Recorded data
=-=-=

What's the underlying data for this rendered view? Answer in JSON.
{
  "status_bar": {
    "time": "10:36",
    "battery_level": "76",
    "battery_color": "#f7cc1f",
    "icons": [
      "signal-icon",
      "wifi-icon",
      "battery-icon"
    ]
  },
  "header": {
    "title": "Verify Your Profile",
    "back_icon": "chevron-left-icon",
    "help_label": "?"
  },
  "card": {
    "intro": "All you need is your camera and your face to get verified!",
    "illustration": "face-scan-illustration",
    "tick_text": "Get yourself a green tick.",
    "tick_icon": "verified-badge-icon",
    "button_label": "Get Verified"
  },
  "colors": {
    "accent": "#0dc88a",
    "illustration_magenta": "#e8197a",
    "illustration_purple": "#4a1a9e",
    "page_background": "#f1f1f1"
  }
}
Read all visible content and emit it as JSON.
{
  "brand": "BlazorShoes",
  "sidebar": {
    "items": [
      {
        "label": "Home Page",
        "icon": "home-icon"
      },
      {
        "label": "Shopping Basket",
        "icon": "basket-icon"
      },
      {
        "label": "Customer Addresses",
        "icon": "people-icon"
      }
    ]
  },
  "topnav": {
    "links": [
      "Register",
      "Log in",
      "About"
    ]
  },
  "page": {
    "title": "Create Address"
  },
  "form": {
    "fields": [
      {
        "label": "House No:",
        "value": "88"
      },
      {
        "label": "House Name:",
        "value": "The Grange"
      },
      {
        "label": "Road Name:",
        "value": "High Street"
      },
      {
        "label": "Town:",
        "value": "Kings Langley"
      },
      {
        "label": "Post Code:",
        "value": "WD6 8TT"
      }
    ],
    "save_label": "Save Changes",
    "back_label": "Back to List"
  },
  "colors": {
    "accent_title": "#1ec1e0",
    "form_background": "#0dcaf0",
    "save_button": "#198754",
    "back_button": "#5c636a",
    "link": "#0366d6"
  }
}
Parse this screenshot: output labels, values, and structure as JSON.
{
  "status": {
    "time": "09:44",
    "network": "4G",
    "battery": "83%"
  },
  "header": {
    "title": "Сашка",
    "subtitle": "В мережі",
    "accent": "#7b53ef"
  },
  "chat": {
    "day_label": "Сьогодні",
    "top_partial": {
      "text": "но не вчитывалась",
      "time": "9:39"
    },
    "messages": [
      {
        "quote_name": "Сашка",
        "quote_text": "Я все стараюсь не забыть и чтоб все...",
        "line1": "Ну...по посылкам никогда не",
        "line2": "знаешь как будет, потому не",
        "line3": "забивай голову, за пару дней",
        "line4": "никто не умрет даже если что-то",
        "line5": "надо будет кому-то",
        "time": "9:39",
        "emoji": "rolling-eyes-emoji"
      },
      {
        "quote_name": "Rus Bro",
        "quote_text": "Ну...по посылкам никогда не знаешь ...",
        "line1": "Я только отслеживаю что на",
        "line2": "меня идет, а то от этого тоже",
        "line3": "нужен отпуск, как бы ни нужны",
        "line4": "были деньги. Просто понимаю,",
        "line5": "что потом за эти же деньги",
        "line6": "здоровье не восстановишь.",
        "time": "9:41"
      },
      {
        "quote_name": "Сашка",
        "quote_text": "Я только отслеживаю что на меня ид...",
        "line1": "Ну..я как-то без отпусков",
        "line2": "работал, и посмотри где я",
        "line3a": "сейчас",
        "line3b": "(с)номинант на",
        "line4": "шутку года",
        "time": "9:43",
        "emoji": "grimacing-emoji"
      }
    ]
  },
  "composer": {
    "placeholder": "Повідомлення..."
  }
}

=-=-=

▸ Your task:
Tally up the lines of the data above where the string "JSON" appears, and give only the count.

▸ Solution for this exercise:
3